Christian Friebe, who presented the findings, said it was elements like these, which “don’t appear on cash flow statements”, that are as important as the financing side for wind power developers in emerging markets, defined as everything other than Europe, North America, India and China.
Other important elements for developers include a feed-in tariff support system and guaranteed grid access, Friebe said. However, the one stop shop approach for administrative procedures often seen as desirable in mature markets was considered a risk, as having one body look after all the processes can bring a lack of transparency in countries with little or no wind energy experience.
“What we learn is that policy-makers in these places can increase the attractiveness of their country at little cost – by increasing transparency, setting a clear duration for the approval process, and guaranteeing no unforeseen policy changes”, concluded Friebe.
The study, which was conducted as part of the project “CFI – ClimateChange, Financial markets and Innovation” and funded by the German government research ministry, was based on interviews and a survey of project developers, all of whom has experience in the markets in question.
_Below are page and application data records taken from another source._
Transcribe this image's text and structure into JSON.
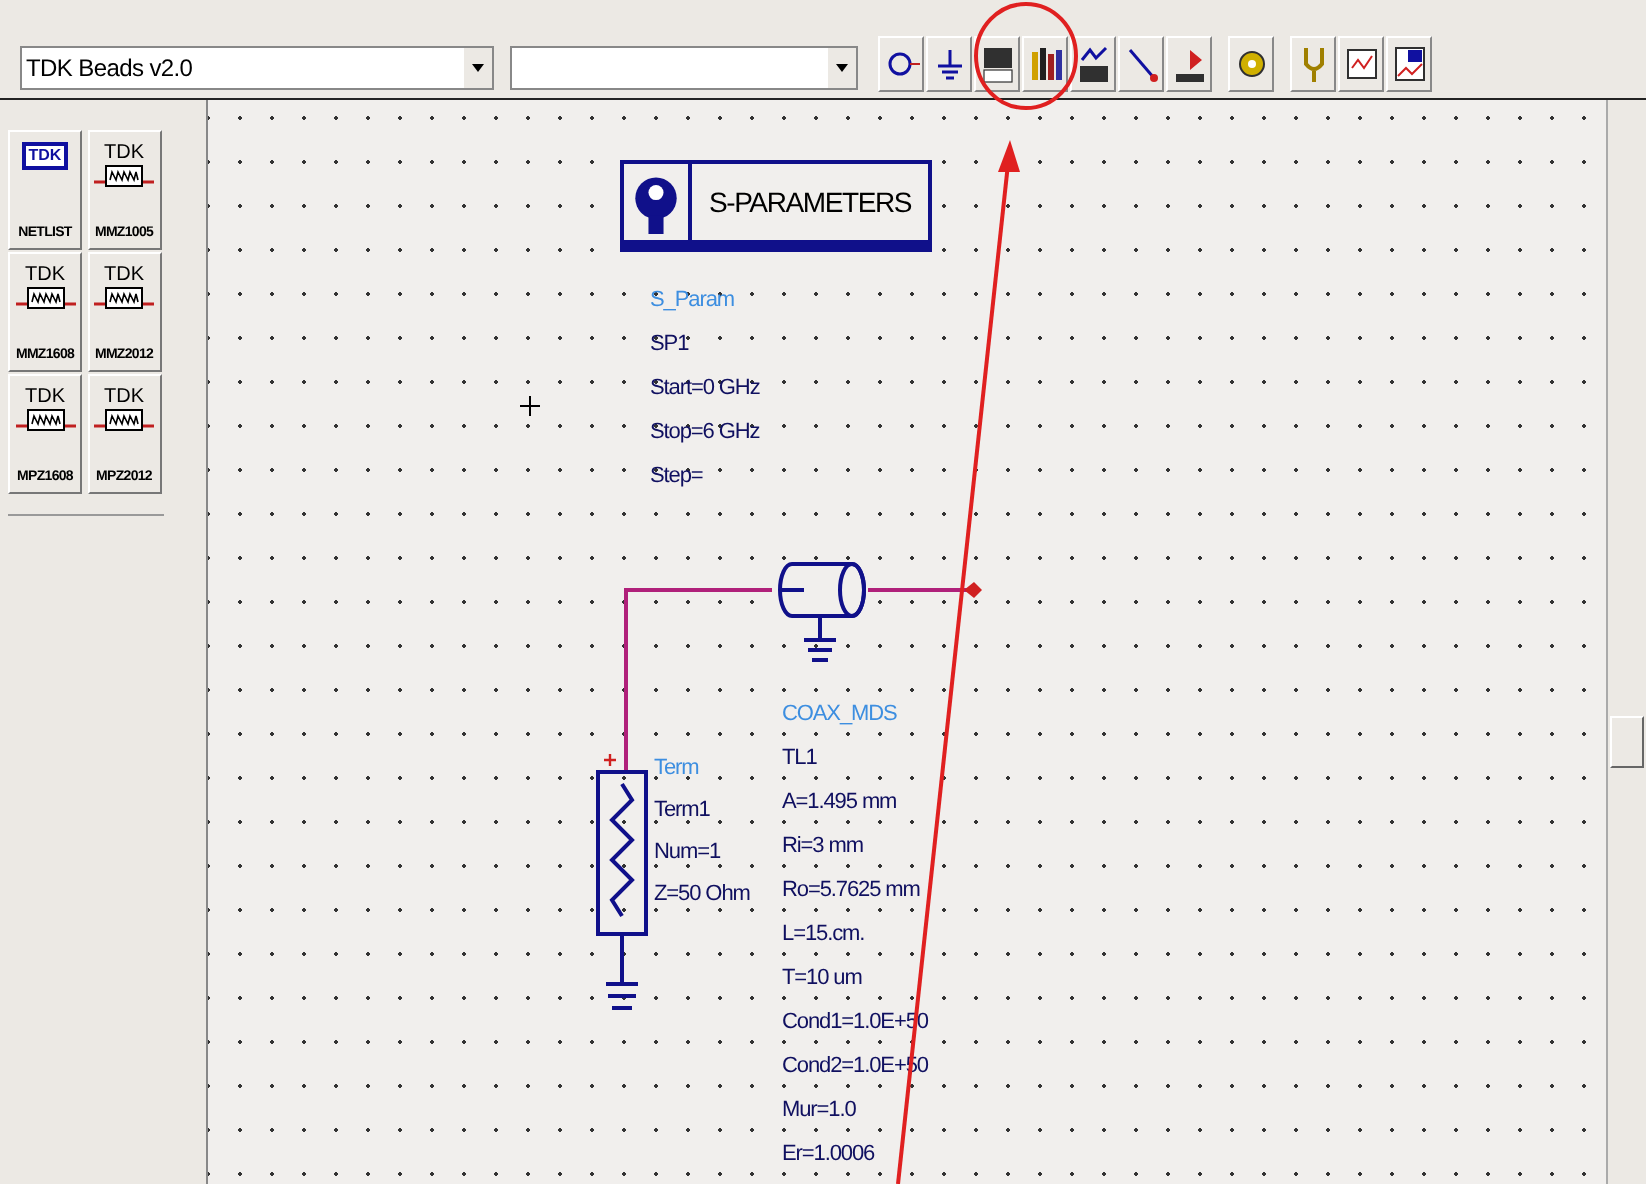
{
  "toolbar": {
    "library_combo": {
      "value": "TDK Beads v2.0"
    }
  },
  "palette": [
    {
      "brand": "TDK",
      "label": "NETLIST",
      "kind": "netlist"
    },
    {
      "brand": "TDK",
      "label": "MMZ1005",
      "kind": "bead"
    },
    {
      "brand": "TDK",
      "label": "MMZ1608",
      "kind": "bead"
    },
    {
      "brand": "TDK",
      "label": "MMZ2012",
      "kind": "bead"
    },
    {
      "brand": "TDK",
      "label": "MPZ1608",
      "kind": "bead"
    },
    {
      "brand": "TDK",
      "label": "MPZ2012",
      "kind": "bead"
    }
  ],
  "schematic": {
    "sparams": {
      "title": "S-PARAMETERS",
      "type_name": "S_Param",
      "instance": "SP1",
      "params": [
        "Start=0 GHz",
        "Stop=6 GHz",
        "Step="
      ]
    },
    "term": {
      "type_name": "Term",
      "instance": "Term1",
      "params": [
        "Num=1",
        "Z=50 Ohm"
      ]
    },
    "coax": {
      "type_name": "COAX_MDS",
      "instance": "TL1",
      "params": [
        "A=1.495 mm",
        "Ri=3 mm",
        "Ro=5.7625 mm",
        "L=15.cm.",
        "T=10 um",
        "Cond1=1.0E+50",
        "Cond2=1.0E+50",
        "Mur=1.0",
        "Er=1.0006"
      ]
    }
  }
}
The results will be made public in May on the project website www.cfi21.org.
By Sarah Azau, blog.ewea.org/